My favorite quotation about writing is by the German novelist Thomas Mann (1875-1955):
“A writer is somebody for whom writing is more difficult than it is for other people.”
If you’re good at something, it should be easier for you, right? But I agree with Thomas Mann. If writing is easy for you, then you’re almost certainly not a writer. (The photo above is Mann at work.)
A few years ago, I chatted with a colleague who was retiring from his administrative position here at the university. In retirement, he planned to fulfill his lifelong dream of becoming a writer. As soon as we sat down, he said with excitement “I just wrote my first book! And it only took three weeks!” Inside, I groaned. I knew the book would be no good.
This semester, I’m teaching my undergraduate class “The Psychology of Creativity.” Right now we’re studying creative writing. We start by talking about our creativity myth that the author is someone inspired who perseveres and overcomes failure. The myth is that the author has a magical touch. Insights spill out onto the page. But sometimes, authors themselves are guilty of keeping the myth alive. Here’s Edgar Allen Poe:
Most writers, especially poets, want people to think that they compose in a sort of frenzy, in an ecstatic intuition. They really don’t want the public to know how they really write. They keep hidden the fully matured fancies, discarded in despair. They hide the cautious selections and rejections. The painful erasures. This is how it really happens, ninety-nine times out of a hundred. (Poe, 1846)

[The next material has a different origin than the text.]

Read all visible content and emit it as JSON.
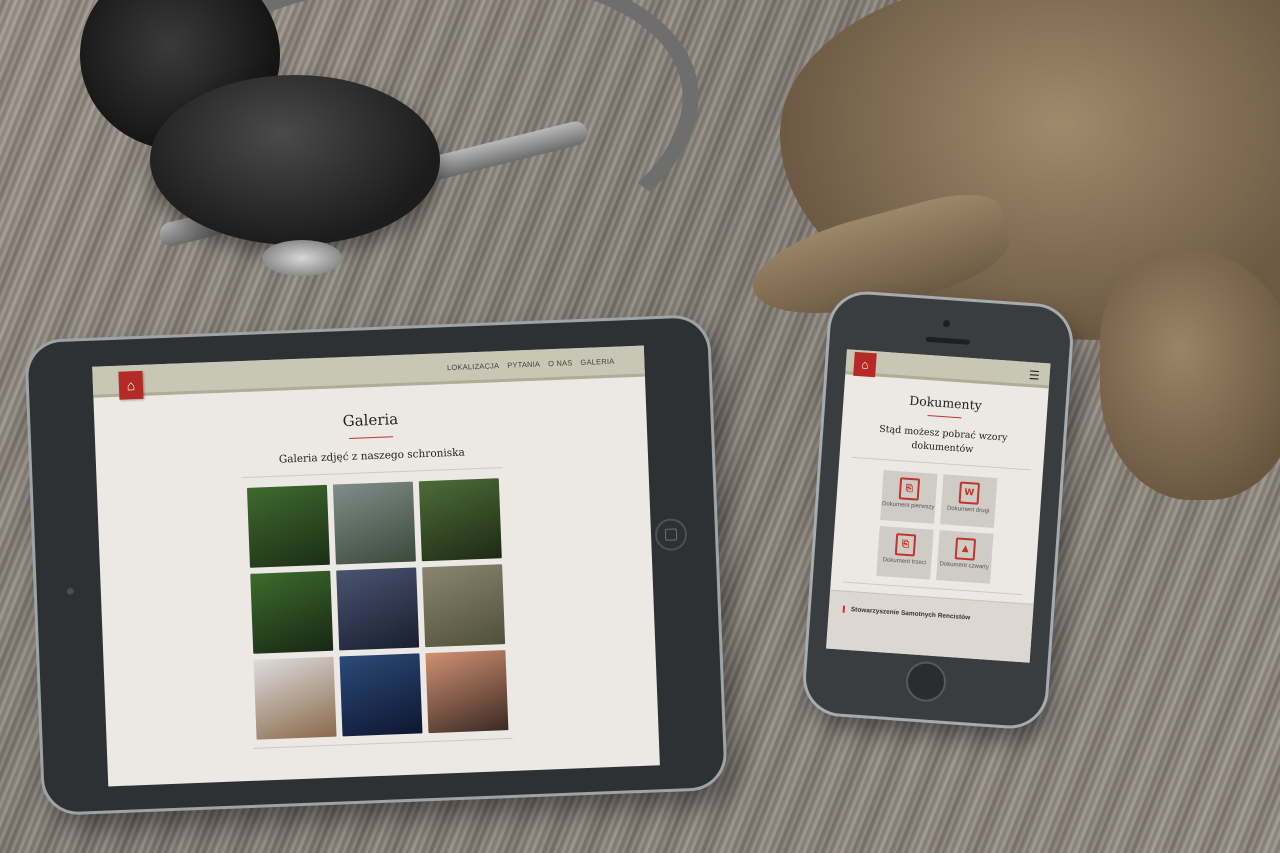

My advice is to carry around a notebook and write snippets of dialogue or brief descriptions of a scene. The best writers use what researchers call a problem-finding style of creativity–the ideas emerge from doing the work. They don’t know what they’re going to write until they start writing. Writers who use this problem-finding style are more creative than writers who start with an idea in advance (Moore, 1985). Creativity researcher Albert Rothenberg, in his study of writers and poets, found the same thing:
Over and over again, my subjects have told me that they seldom knew what a poem was really “saying” until they were well into the writing or until they had actually finished.
To be a writer, just start writing. Don’t wait for an idea. Don’t look for inspiration. Get out your computer and start typing. Take a tiny notebook everywhere. Keep a notebook in the bathroom on the toilet. Keep another one in the kitchen. Spend at least half of your time reading and editing what you’ve already written. Spend another 25 percent of your time skimming your notebook and looking for something that seems promising. You’ll only write new text 25 percent of the time or less. That adds up to a lot of hours, and that’s why writing is hard. There are no shortcuts.
All quotations are from the book Explaining Creativity: The Science of Human Innovation (second edition)
This blog was originally twice as long. I had several quotations from a New York Times article by Stephen Marche. Marche’s article inspired me to write this blog post. But by the time I was halfway through, I had ended up deleting all references to the blog post. Don’t fall in love with your writing. Let the words go when you don’t need them any more.
2 thoughts on “How to Know if You’re a Writer”
Careful re jazz musicians. They know something.
Actually, the reality of the writing process you outline here is closely analogous to the jazz musician’s journey of practice and search for new forms of creativity. So, when actually playing in a public concert, most musicians may be improvising in the moment but there is much ‘woodshedding’ required by almost all brilliant jazz artists. Even for Miles Davis, Duke Ellington and Louis Armstrong, to name just 3 of our giants.
Absolutely! Jazz requires practice and there’s a lot of expertise involved. I agree it’s like writing–there’s the same sort of myth that “jazz players are just untrained musicians who have lots of soul and inspiration” and it’s the same sort of contrast with the reality, which is putting in the time to know what you’re doing. There’s a difference between jazz and writing, though–pretty much anyone who’s literate can write _something_ that at least makes sense. But you can’t play jazz, even badly, without a lot of specialized knowledge.